A Play, A Pie and A Pint, Òran Mór
It is not often you get to hear a play written entirely in doggerel,
And not just the play, the programme and review and all,
But it makes sense when the subject is William McGonagall.
Written and performed by a showman with much flair,
Traverse associate artist Gary McNair.
McNair has quite clearly much research done,
While his Locker Room Talk is playing in Traverse One.
The Traverse's acclaimed playwright and comedian
Gives an insight into Dundee's poet and tragedian,
Though William was born in an Edinburgh tenement,
And by his parents he was of Irish descent.
The family moved around often forced into leaving,
Though they settled in Dundee thanks to the weaving.
McNair weaves well too, their travels at pace,
Would most likely have been caused by their Irish race.
So McGonagall who went on to suffer quite awful abuse,

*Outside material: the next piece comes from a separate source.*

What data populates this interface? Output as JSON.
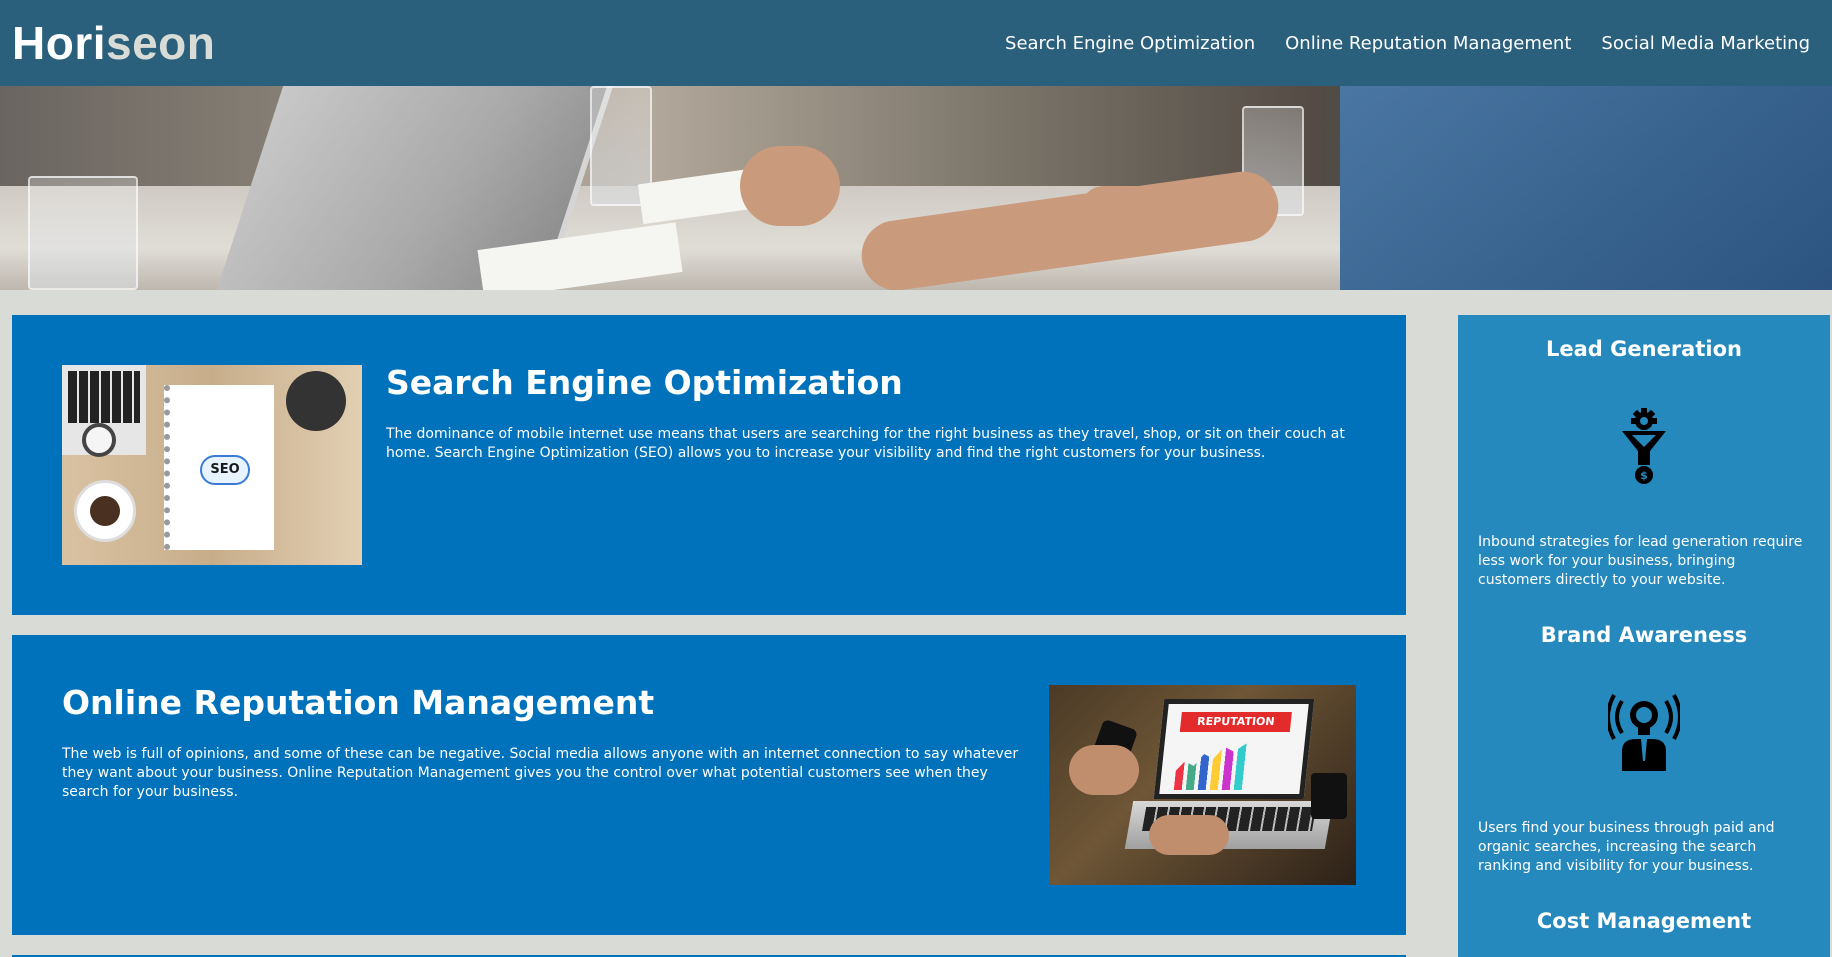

Had been immuned to it early, like measles, in youth.
Brian O'Sullivan and Simon Liddell also do their share,
Adding musical accompaniment to Mr McNair.
O'Sullivan also acts and in rhyme to be fair.

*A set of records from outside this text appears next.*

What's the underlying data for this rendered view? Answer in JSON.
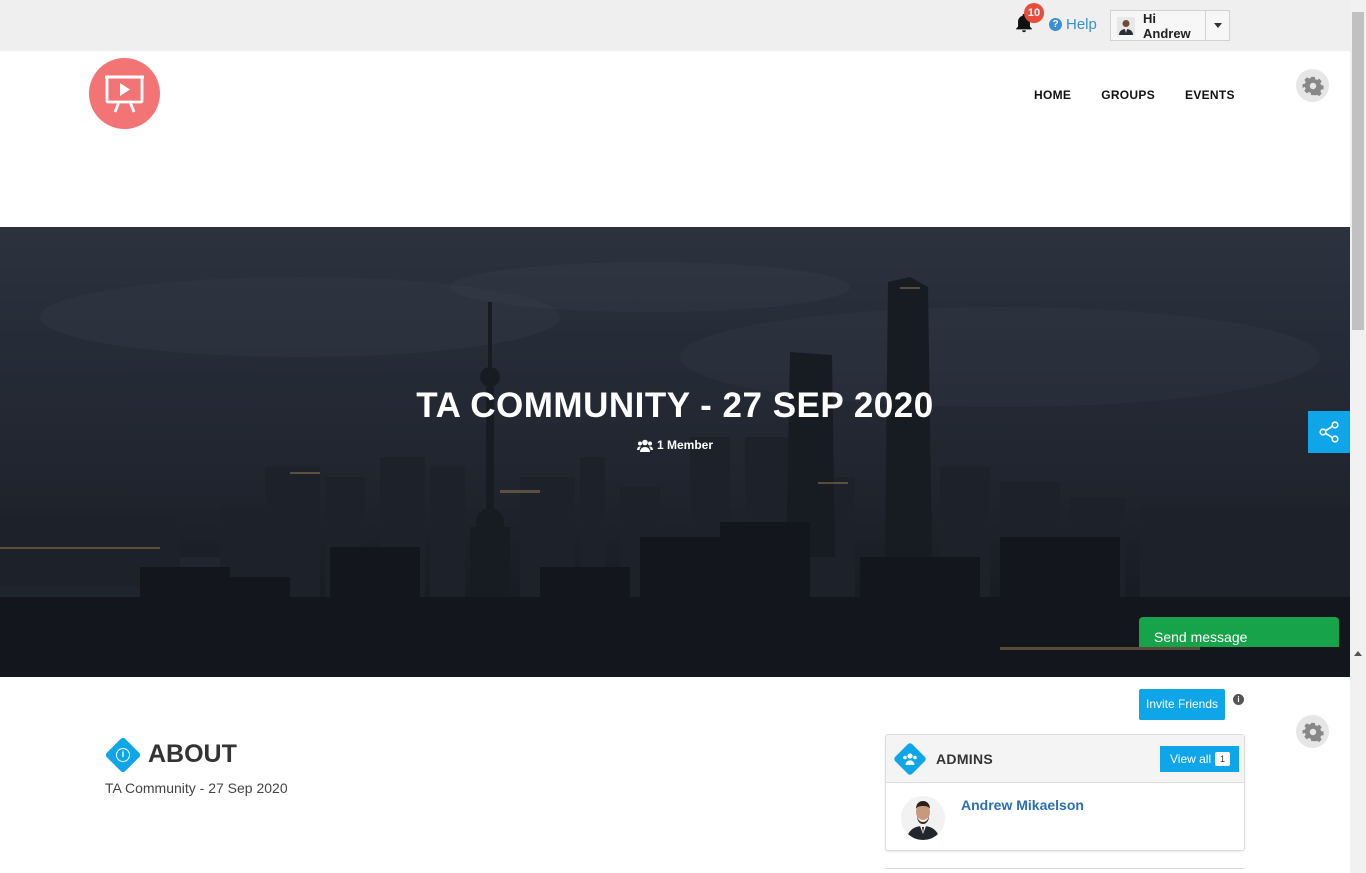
{
  "topbar": {
    "notification_count": "10",
    "help_label": "Help",
    "user_greeting": "Hi Andrew"
  },
  "nav": {
    "items": [
      "HOME",
      "GROUPS",
      "EVENTS"
    ]
  },
  "hero": {
    "title": "TA COMMUNITY - 27 SEP 2020",
    "members": "1 Member",
    "send_message": "Send message"
  },
  "actions": {
    "invite_friends": "Invite Friends"
  },
  "about": {
    "title": "ABOUT",
    "text": "TA Community - 27 Sep 2020"
  },
  "admins": {
    "title": "ADMINS",
    "view_all_label": "View all",
    "view_all_count": "1",
    "list": [
      {
        "name": "Andrew Mikaelson"
      }
    ]
  },
  "colors": {
    "accent": "#0ea5e9",
    "logo": "#f37474",
    "send_message": "#16a34a",
    "badge": "#e74c3c",
    "link": "#2a6fb5"
  },
  "icons": [
    "bell-icon",
    "help-icon",
    "caret-down-icon",
    "presentation-icon",
    "gear-icon",
    "users-icon",
    "share-icon",
    "info-icon"
  ]
}
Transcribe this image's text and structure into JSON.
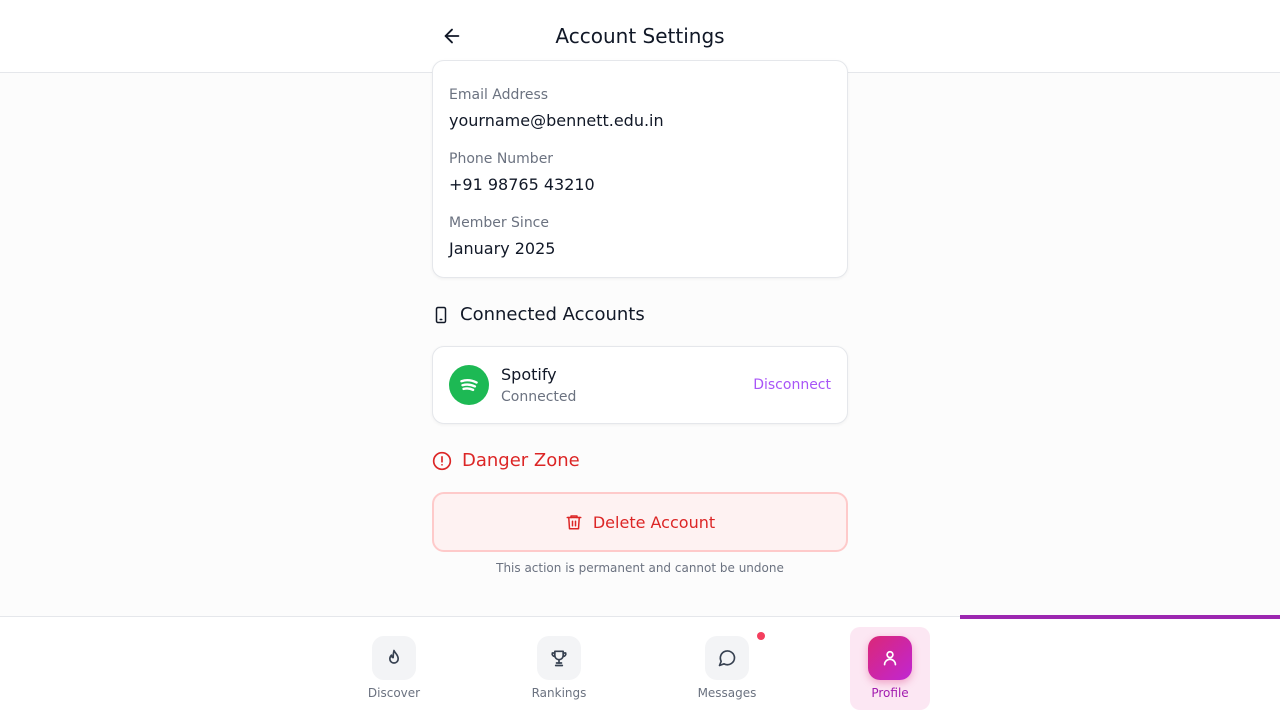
{
  "header": {
    "title": "Account Settings",
    "back_icon": "arrow-left-icon"
  },
  "account_info": {
    "fields": [
      {
        "label": "Email Address",
        "value": "yourname@bennett.edu.in"
      },
      {
        "label": "Phone Number",
        "value": "+91 98765 43210"
      },
      {
        "label": "Member Since",
        "value": "January 2025"
      }
    ]
  },
  "connected_accounts": {
    "heading": "Connected Accounts",
    "icon": "smartphone-icon",
    "items": [
      {
        "name": "Spotify",
        "status": "Connected",
        "action": "Disconnect",
        "color": "#1db954"
      }
    ]
  },
  "danger_zone": {
    "heading": "Danger Zone",
    "icon": "alert-circle-icon",
    "delete_label": "Delete Account",
    "note": "This action is permanent and cannot be undone",
    "color": "#dc2626"
  },
  "nav": {
    "items": [
      {
        "label": "Discover",
        "icon": "flame-icon"
      },
      {
        "label": "Rankings",
        "icon": "trophy-icon"
      },
      {
        "label": "Messages",
        "icon": "chat-icon"
      },
      {
        "label": "Profile",
        "icon": "user-icon"
      }
    ],
    "active": "Profile",
    "accent": "#db2777"
  }
}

This allows conversation and makes the show less hollow
Than just one man on stage going solo.
The strengths of the production are its facts historical,
It's funny but mostly it's really quite tragical.
There appears to be somewhere a search for a moral,
For the guy who walked all the way from Dundee to Balmoral,
In an deluded attempt to get by royalty seen,
But all he got was a polite FO from the queen.
McGonagall wrote poetry almost like he had an itch,
But he never succeeded in making himself rich.
Ridicule, jeers and humiliation right to the grave,
Maybe he deserves some credit for being brave.
McNair gets the audience to pelt him with veg,
Somehow since death he has become quite a 'ledge'.
Reviewer: Seth Ewin